In the early 20th century, Claremont Canyon was used primarily for cattle grazing, growing eucalyptus plantations, and as a thoroughfare connecting Alameda and Contra Costa counties. Midway up the canyon was a water reservoir until the early 1920s. Over the years, as land ownership gradually transferred to the East Bay Regional Park District, the University of California, and other public agencies, the 500-acre watershed evolved into a mostly undeveloped wildland, with private homes nestled against its southern ridge.
The wildland landscape is currently a mosaic of vegetation types, mostly north coastal scrub and oak/bay woodlands, but also scattered grasslands, a few 100-year-old eucalyptus plantations, and a 40-year old redwood restoration area (which was augmented with new seedlings planted in the early 2000's).
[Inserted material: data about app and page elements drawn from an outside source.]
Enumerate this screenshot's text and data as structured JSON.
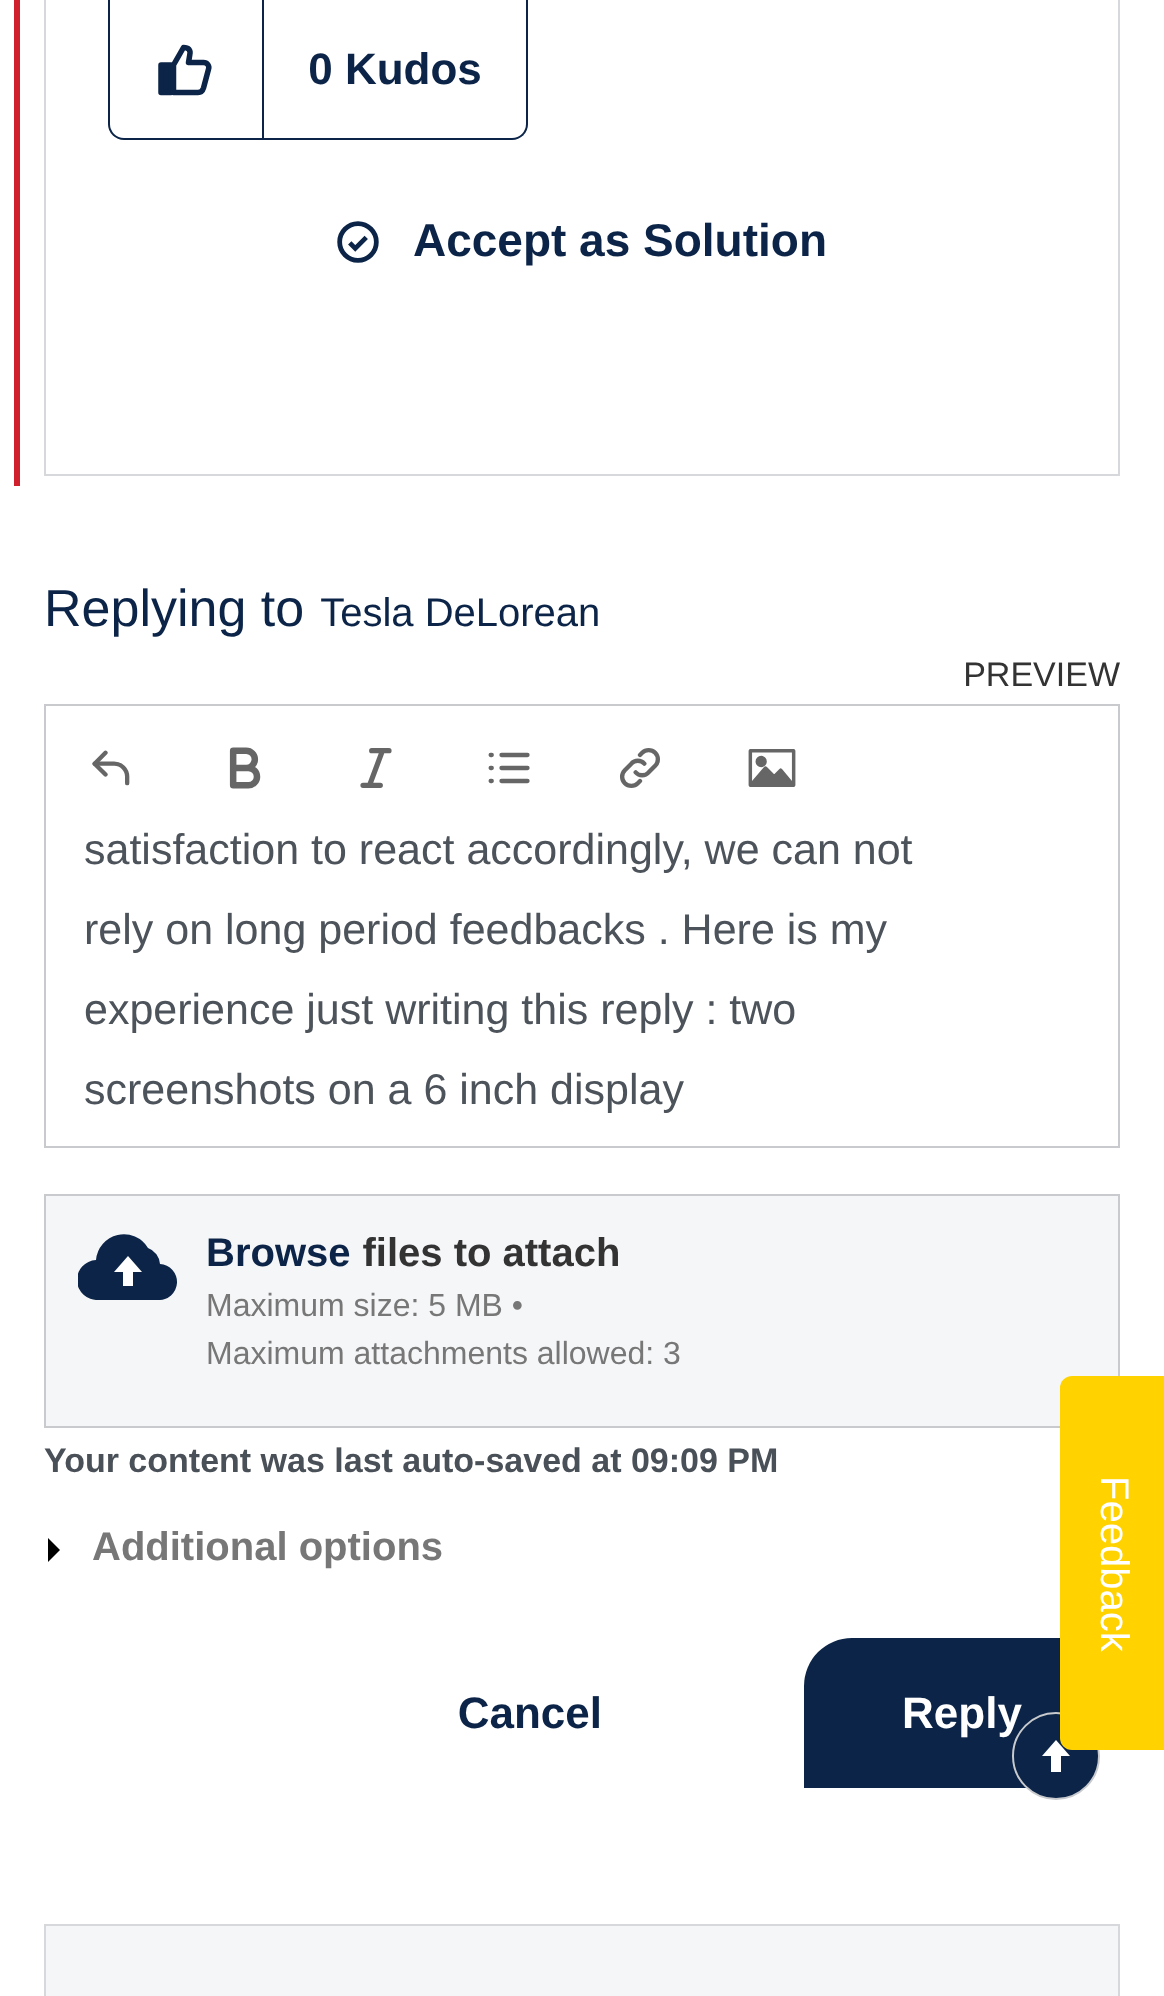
{
  "post": {
    "kudos": "0 Kudos",
    "accept_solution": "Accept as Solution"
  },
  "reply": {
    "heading": "Replying to",
    "recipient": "Tesla DeLorean",
    "preview": "PREVIEW",
    "body": "satisfaction to react accordingly, we can not rely on long period feedbacks . Here is my experience just writing this reply : two screenshots on a 6 inch display",
    "attach": {
      "link": "Browse",
      "label": "files to attach",
      "limits": [
        "Maximum size: 5 MB •",
        "Maximum attachments allowed: 3"
      ]
    },
    "autosave": "Your content was last auto-saved at 09:09 PM",
    "additional_options": {
      "label": "Additional options",
      "expanded": false
    },
    "cancel": "Cancel",
    "submit": "Reply"
  },
  "feedback": "Feedback"
}
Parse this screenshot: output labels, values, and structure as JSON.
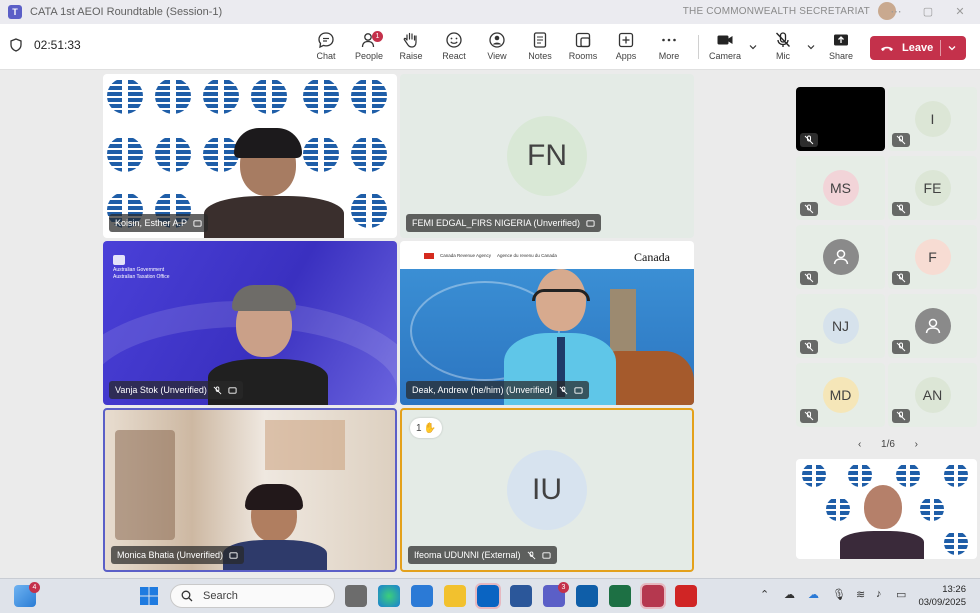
{
  "window": {
    "title": "CATA 1st AEOI Roundtable (Session-1)",
    "org": "THE COMMONWEALTH SECRETARIAT"
  },
  "toolbar": {
    "timer": "02:51:33",
    "buttons": [
      {
        "label": "Chat",
        "icon": "chat-icon"
      },
      {
        "label": "People",
        "icon": "people-icon",
        "badge": "1"
      },
      {
        "label": "Raise",
        "icon": "raise-hand-icon"
      },
      {
        "label": "React",
        "icon": "react-icon"
      },
      {
        "label": "View",
        "icon": "view-icon"
      },
      {
        "label": "Notes",
        "icon": "notes-icon"
      },
      {
        "label": "Rooms",
        "icon": "rooms-icon"
      },
      {
        "label": "Apps",
        "icon": "apps-icon"
      },
      {
        "label": "More",
        "icon": "more-icon"
      }
    ],
    "camera_label": "Camera",
    "mic_label": "Mic",
    "share_label": "Share",
    "leave_label": "Leave"
  },
  "participants": {
    "main": [
      {
        "name": "Koisin, Esther A.P"
      },
      {
        "name": "FEMI EDGAL_FIRS NIGERIA (Unverified)",
        "initials": "FN"
      },
      {
        "name": "Vanja Stok (Unverified)"
      },
      {
        "name": "Deak, Andrew (he/him) (Unverified)"
      },
      {
        "name": "Monica Bhatia (Unverified)"
      },
      {
        "name": "Ifeoma UDUNNI (External)",
        "initials": "IU",
        "reaction_count": "1"
      }
    ],
    "side": [
      {
        "initials": ""
      },
      {
        "initials": "I"
      },
      {
        "initials": "MS"
      },
      {
        "initials": "FE"
      },
      {
        "initials": ""
      },
      {
        "initials": "F"
      },
      {
        "initials": "NJ"
      },
      {
        "initials": ""
      },
      {
        "initials": "MD"
      },
      {
        "initials": "AN"
      }
    ],
    "page": "1/6"
  },
  "logos": {
    "cata": "cata",
    "canada": "Canada",
    "cra_en": "Canada Revenue Agency",
    "cra_fr": "Agence du revenu du Canada",
    "ato_line1": "Australian Government",
    "ato_line2": "Australian Taxation Office"
  },
  "taskbar": {
    "search_placeholder": "Search",
    "widgets_badge": "4",
    "teams_badge": "3",
    "time": "13:26",
    "date": "03/09/2025"
  },
  "colors": {
    "leave": "#c4314b",
    "ato_purple": "#3c34c8",
    "cata_blue": "#1f5ea8",
    "speaker_border": "#e4a11b"
  }
}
According to the East Bay Regional Park District, nearly 400 plant species, both native and introduced, have been reported in Claremont Canyon. Wilde Legard’s 2014 photographic guide to Wild Plants of Claremont Canyon Regional Preserve shows about 225 plants; though most of the photos were taken elsewhere on Park District land. Legard's earlier 2007 photographic guide Claremont Canyon Wildflowers displays about 115 'showy wildflowers;' again, most photos taken elsewhere in the District. Also see Claremont Canyon Checklist of Wild Plants, Sorted Alphabetically by Growth Form, Scientific Name, on the District's website.
With varied plant communities and limited human development, Claremont Canyon hosts a variety of wildlife. Commonly seen are the eastern fox squirrel, black-tailed deer, raccoon, coyote, gray fox, fence lizard and garter snake, as well as a large variety of birds and insects, both resident and transient.
The website Wild Life in the North Hills, by long-time resident Kay Loughman, includes a photo gallery and listings of wildlife and plants in Claremont Canyon and its adjacent neighborhoods. Nearly 3000 photos taken by more than 100 local photographers document flora and fauna, including birds, butterflies, mammals, reptiles, plants, fungi, and lichens. Since 1993, the site has documented with a photo: 101 birds, 59 butterflies and moths, 63 other invertebrates, 17 mammals and marsupials, 16 amphibians and reptiles, 242 plants, 65 mushrooms, and 87 lichens. Additional species have been reported, but not photographed.